Waters of the US/waters of the State in the project area include four small, unnamed, short-duration intermittent streams, and eight ephemeral streams (streams that flow only during storm events). All are tributaries to the Middle Fork Yuba River. The two unnamed intermittent "blue line" streams shown on the USGS 7.5 minute topographic map (French Corral quadrangle) within the boundaries of the three parcels are well outside the project area for the proposed trail construction. The Middle Fork Yuba River and its riparian zone also occur outside the trail project area but in close proximity. Construction of the ADA trail will require the placement of two culverts - both in intermittent streams. Because the other streams are so small (generally less than 30 in. wide and an inch. deep at ordinary high water mark, no other stream crossings would require alteration of the channel or placement of fill.
No federally-listed threatened or endangered animal species were found in the project area, nor are they expected to occur in these areas sue either to the absence of suitable breeding habitat onsite The nearest documented bad eagle (Haliaeetus leucocephalus) nests are over 2.5 miles away (Bullards Bar Reservoir and Collins Lake). However, a bald eagle, a CDFW Fully Protected species, could potentially nest in any large, old-growth, or dominant live tree with open branches, if present in the project area. No nests or potential nest trees were observed along the trail alignment but their occurrence elsewhere on the property or near the trail alignment could occur, therefore, pre-construction nesting bird surveys are proposed as part of the project description.
No federally-listed threatened or endangered plant species were found in the project area, nor are they expected to occur in these areas due either to the absence of suitable habitat and known occurrences in the project vicinity.
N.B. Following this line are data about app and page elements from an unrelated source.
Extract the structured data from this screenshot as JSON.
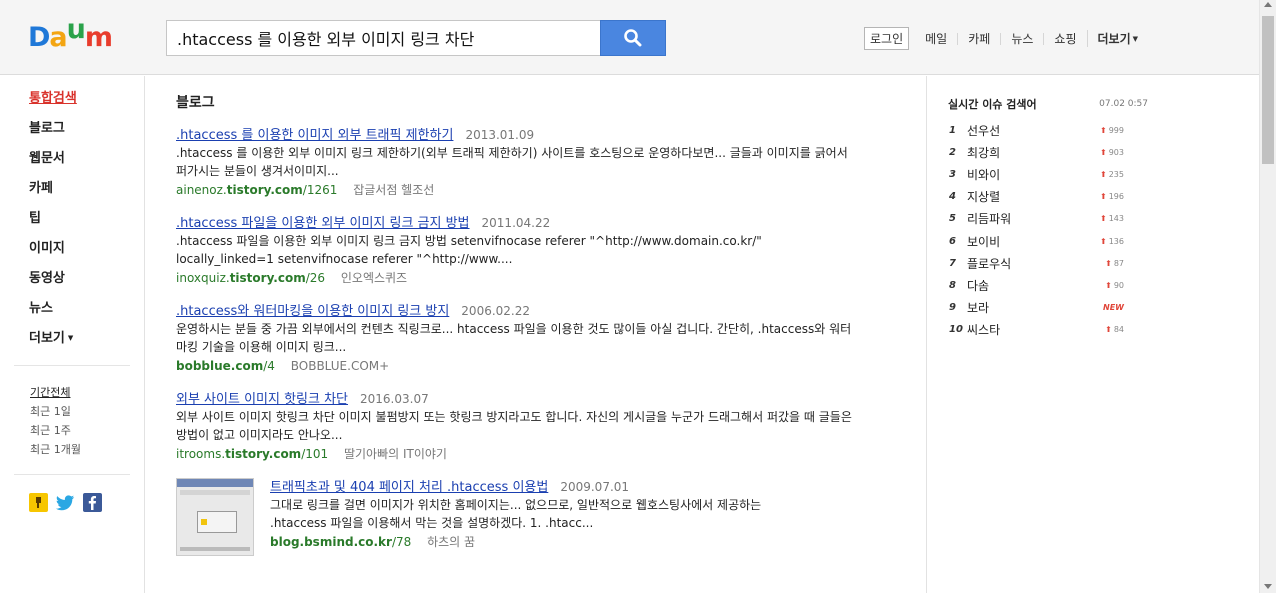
{
  "header": {
    "logo": [
      "D",
      "a",
      "u",
      "m"
    ],
    "logo_colors": [
      "#1f78d8",
      "#f3a512",
      "#2aa24a",
      "#e83c2c"
    ],
    "search_value": ".htaccess 를 이용한 외부 이미지 링크 차단",
    "login_label": "로그인",
    "nav": [
      "메일",
      "카페",
      "뉴스",
      "쇼핑"
    ],
    "more_label": "더보기"
  },
  "sidebar": {
    "items": [
      "통합검색",
      "블로그",
      "웹문서",
      "카페",
      "팁",
      "이미지",
      "동영상",
      "뉴스",
      "더보기"
    ],
    "period": [
      "기간전체",
      "최근 1일",
      "최근 1주",
      "최근 1개월"
    ]
  },
  "main": {
    "section_title": "블로그",
    "results": [
      {
        "title": ".htaccess 를 이용한 이미지 외부 트래픽 제한하기",
        "date": "2013.01.09",
        "desc": ".htaccess 를 이용한 외부 이미지 링크 제한하기(외부 트래픽 제한하기) 사이트를 호스팅으로 운영하다보면... 글들과 이미지를 긁어서 퍼가시는 분들이 생겨서이미지...",
        "url_host": "ainenoz.",
        "url_domain": "tistory.com",
        "url_path": "/1261",
        "source": "잡글서점 헬조선"
      },
      {
        "title": ".htaccess 파일을 이용한 외부 이미지 링크 금지 방법",
        "date": "2011.04.22",
        "desc": ".htaccess 파일을 이용한 외부 이미지 링크 금지 방법 setenvifnocase referer \"^http://www.domain.co.kr/\" locally_linked=1 setenvifnocase referer \"^http://www....",
        "url_host": "inoxquiz.",
        "url_domain": "tistory.com",
        "url_path": "/26",
        "source": "인오엑스퀴즈"
      },
      {
        "title": ".htaccess와 워터마킹을 이용한 이미지 링크 방지",
        "date": "2006.02.22",
        "desc": "운영하시는 분들 중 가끔 외부에서의 컨텐츠 직링크로... htaccess 파일을 이용한 것도 많이들 아실 겁니다. 간단히, .htaccess와 워터마킹 기술을 이용해 이미지 링크...",
        "url_host": "",
        "url_domain": "bobblue.com",
        "url_path": "/4",
        "source": "BOBBLUE.COM+"
      },
      {
        "title": "외부 사이트 이미지 핫링크 차단",
        "date": "2016.03.07",
        "desc": "외부 사이트 이미지 핫링크 차단 이미지 불펌방지 또는 핫링크 방지라고도 합니다. 자신의 게시글을 누군가 드래그해서 퍼갔을 때 글들은 방법이 없고 이미지라도 안나오...",
        "url_host": "itrooms.",
        "url_domain": "tistory.com",
        "url_path": "/101",
        "source": "딸기아빠의 IT이야기"
      },
      {
        "title": "트래픽초과 및 404 페이지 처리 .htaccess 이용법",
        "date": "2009.07.01",
        "desc": "그대로 링크를 걸면 이미지가 위치한 홈페이지는... 없으므로, 일반적으로 웹호스팅사에서 제공하는 .htaccess 파일을 이용해서 막는 것을 설명하겠다. 1. .htacc...",
        "url_host": "",
        "url_domain": "blog.bsmind.co.kr",
        "url_path": "/78",
        "source": "하츠의 꿈"
      }
    ]
  },
  "realtime": {
    "title": "실시간 이슈 검색어",
    "time": "07.02  0:57",
    "items": [
      {
        "rank": "1",
        "word": "선우선",
        "change": "999"
      },
      {
        "rank": "2",
        "word": "최강희",
        "change": "903"
      },
      {
        "rank": "3",
        "word": "비와이",
        "change": "235"
      },
      {
        "rank": "4",
        "word": "지상렬",
        "change": "196"
      },
      {
        "rank": "5",
        "word": "리듬파워",
        "change": "143"
      },
      {
        "rank": "6",
        "word": "보이비",
        "change": "136"
      },
      {
        "rank": "7",
        "word": "플로우식",
        "change": "87"
      },
      {
        "rank": "8",
        "word": "다솜",
        "change": "90"
      },
      {
        "rank": "9",
        "word": "보라",
        "change": "NEW"
      },
      {
        "rank": "10",
        "word": "씨스타",
        "change": "84"
      }
    ]
  }
}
Foothill yellow-legged frogs (Rana boylii), a former CDFW Species of Special Concern recently upgraded to a CESA Candidate species, is documented eight miles upstream of the confluence of the South Yuba River, on the river and larger tributaries. Several occurrences of western pond turtle (Emys marmorata), a CDFW Species of Special Concern, are documented within 10 miles of the project area, the closest about 1.25 miles to the south on tributaries and manmade ponds. While neither species is expected to use the ephemeral and short-duration intermittent streams, both species could potentially occur in backwater pools on the floodplain of the river where it comes in close proximity to the trail. Pre-construction clearance surveys for foothill yellow-legged frog and western pond turtle are included in the project description.